On the technical side of things it is a through and through admirable job they did with this film. The gritty realism gave weight to even the smallest things. A lot of face close ups that make you see a little bit of what’s going on in the characters heads. Great acting through the bench. I really enjoyed Domhnall Gleeson and Will Poulter too. The camera and reduced use of cuts and edits made this film flow very well. Especially the camera and lighting work is remarkable. Natural lighting all the way. CGI only when there was no other choice. The colorgrading may have been a little too much here and there but that’s a nitpick.

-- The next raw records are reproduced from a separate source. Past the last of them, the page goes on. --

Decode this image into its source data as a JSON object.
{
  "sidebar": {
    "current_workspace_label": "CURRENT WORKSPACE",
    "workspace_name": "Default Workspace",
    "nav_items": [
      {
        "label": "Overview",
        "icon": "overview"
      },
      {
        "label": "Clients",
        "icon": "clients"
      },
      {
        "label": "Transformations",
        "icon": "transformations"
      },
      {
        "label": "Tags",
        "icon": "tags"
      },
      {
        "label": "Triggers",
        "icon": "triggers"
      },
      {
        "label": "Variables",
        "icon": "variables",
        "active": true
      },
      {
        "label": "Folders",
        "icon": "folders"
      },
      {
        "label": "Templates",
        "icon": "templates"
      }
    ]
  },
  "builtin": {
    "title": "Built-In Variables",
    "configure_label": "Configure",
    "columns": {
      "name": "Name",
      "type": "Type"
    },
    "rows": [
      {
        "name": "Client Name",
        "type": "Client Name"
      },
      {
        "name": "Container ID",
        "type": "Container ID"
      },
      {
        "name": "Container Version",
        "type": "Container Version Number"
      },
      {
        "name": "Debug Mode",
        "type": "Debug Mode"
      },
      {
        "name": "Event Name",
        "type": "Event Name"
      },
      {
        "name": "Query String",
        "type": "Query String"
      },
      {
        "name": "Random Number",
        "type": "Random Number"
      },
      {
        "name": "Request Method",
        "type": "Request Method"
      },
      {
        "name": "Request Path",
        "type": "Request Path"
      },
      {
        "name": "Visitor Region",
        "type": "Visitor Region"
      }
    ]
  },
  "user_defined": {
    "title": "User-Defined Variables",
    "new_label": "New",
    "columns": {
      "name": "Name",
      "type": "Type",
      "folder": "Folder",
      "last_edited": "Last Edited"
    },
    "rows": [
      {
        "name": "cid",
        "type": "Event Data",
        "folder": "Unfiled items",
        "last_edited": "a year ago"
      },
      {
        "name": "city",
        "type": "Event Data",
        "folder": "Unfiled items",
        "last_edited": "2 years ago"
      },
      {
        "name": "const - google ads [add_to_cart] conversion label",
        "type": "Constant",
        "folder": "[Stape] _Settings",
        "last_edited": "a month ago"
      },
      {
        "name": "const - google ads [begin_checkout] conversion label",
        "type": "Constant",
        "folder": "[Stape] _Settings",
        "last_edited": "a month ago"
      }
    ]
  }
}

When the movie is over and you had a minute to reflect you might end up asking yourself what the message is. Revenge is the strongest force in the universe? Well, that may be the ultimate take away from this film. And I’m sure you can agree that it’s not really a good message to take away from this film or any film.
So what I did was to watch “A World Unseen”, a 45min documentary about the movie. It was released pretty much at the same time the movie came out. It has some great images too and talks about what ideas and influences fuel the movie. And the film made a little more sense after seeing that. The movie references a lot of things that relate to the world we live in now. It shows how early stages of capitalism started to take its toll on the environment and the people of the time. How greed can transform people into monsters. Even without their own fault. It’s the world we live in that transforms and shapes us. The movie talks about a lot of things that aren’t visible at first glance and that’s something I can only applaud for. We also get some nice interviews with the native american actors from the film and their views on history and what their world has become. “A World Unseen” is very insightful and a clear recommendation to round up the experience from the movie itself.
If you get a chance to see this film on the big screen. Take it. The images alone are worth it.
A clear recommendation.
The Revenant on IMDb